Required work:
Copy out all the entries shown below, exactly as they appear.
Top of The records
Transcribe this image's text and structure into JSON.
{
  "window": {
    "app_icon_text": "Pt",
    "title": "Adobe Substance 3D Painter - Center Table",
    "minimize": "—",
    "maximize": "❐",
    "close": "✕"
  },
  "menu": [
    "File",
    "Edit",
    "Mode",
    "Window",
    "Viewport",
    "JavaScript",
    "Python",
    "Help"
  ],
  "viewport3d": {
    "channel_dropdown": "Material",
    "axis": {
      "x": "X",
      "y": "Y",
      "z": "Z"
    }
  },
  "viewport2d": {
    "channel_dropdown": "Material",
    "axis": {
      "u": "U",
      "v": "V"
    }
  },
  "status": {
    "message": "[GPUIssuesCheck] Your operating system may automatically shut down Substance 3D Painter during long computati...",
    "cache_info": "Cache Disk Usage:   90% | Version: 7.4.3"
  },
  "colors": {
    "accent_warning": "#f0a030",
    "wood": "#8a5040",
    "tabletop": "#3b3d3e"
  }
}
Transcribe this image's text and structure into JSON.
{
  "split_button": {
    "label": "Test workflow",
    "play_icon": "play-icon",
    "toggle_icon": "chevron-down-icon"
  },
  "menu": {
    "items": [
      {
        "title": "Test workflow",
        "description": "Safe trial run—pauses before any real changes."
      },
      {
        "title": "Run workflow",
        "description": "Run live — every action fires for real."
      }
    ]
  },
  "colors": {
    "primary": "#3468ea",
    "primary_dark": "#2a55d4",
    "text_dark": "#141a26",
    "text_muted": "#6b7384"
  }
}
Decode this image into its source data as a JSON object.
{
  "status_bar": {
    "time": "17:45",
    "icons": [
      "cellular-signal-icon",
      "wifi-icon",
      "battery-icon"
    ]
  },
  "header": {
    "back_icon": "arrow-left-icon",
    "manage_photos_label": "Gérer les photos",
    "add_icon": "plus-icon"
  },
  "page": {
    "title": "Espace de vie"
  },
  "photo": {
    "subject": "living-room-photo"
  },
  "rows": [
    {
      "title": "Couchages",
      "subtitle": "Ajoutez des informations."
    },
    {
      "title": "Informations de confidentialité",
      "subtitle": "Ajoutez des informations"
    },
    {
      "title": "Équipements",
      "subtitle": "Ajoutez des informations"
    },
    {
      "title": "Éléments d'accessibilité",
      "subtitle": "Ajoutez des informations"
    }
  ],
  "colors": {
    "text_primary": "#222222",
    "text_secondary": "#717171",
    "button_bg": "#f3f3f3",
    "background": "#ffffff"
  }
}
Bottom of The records
Solution to the exercise:
Transcribe this image's text and structure into JSON.
{
  "window": {
    "app_icon_text": "Pt",
    "title": "Adobe Substance 3D Painter - Center Table",
    "minimize": "—",
    "maximize": "❐",
    "close": "✕"
  },
  "menu": [
    "File",
    "Edit",
    "Mode",
    "Window",
    "Viewport",
    "JavaScript",
    "Python",
    "Help"
  ],
  "viewport3d": {
    "channel_dropdown": "Material",
    "axis": {
      "x": "X",
      "y": "Y",
      "z": "Z"
    }
  },
  "viewport2d": {
    "channel_dropdown": "Material",
    "axis": {
      "u": "U",
      "v": "V"
    }
  },
  "status": {
    "message": "[GPUIssuesCheck] Your operating system may automatically shut down Substance 3D Painter during long computati...",
    "cache_info": "Cache Disk Usage:   90% | Version: 7.4.3"
  },
  "colors": {
    "accent_warning": "#f0a030",
    "wood": "#8a5040",
    "tabletop": "#3b3d3e"
  }
}
Transcribe this image's text and structure into JSON.
{
  "split_button": {
    "label": "Test workflow",
    "play_icon": "play-icon",
    "toggle_icon": "chevron-down-icon"
  },
  "menu": {
    "items": [
      {
        "title": "Test workflow",
        "description": "Safe trial run—pauses before any real changes."
      },
      {
        "title": "Run workflow",
        "description": "Run live — every action fires for real."
      }
    ]
  },
  "colors": {
    "primary": "#3468ea",
    "primary_dark": "#2a55d4",
    "text_dark": "#141a26",
    "text_muted": "#6b7384"
  }
}
Decode this image into its source data as a JSON object.
{
  "status_bar": {
    "time": "17:45",
    "icons": [
      "cellular-signal-icon",
      "wifi-icon",
      "battery-icon"
    ]
  },
  "header": {
    "back_icon": "arrow-left-icon",
    "manage_photos_label": "Gérer les photos",
    "add_icon": "plus-icon"
  },
  "page": {
    "title": "Espace de vie"
  },
  "photo": {
    "subject": "living-room-photo"
  },
  "rows": [
    {
      "title": "Couchages",
      "subtitle": "Ajoutez des informations."
    },
    {
      "title": "Informations de confidentialité",
      "subtitle": "Ajoutez des informations"
    },
    {
      "title": "Équipements",
      "subtitle": "Ajoutez des informations"
    },
    {
      "title": "Éléments d'accessibilité",
      "subtitle": "Ajoutez des informations"
    }
  ],
  "colors": {
    "text_primary": "#222222",
    "text_secondary": "#717171",
    "button_bg": "#f3f3f3",
    "background": "#ffffff"
  }
}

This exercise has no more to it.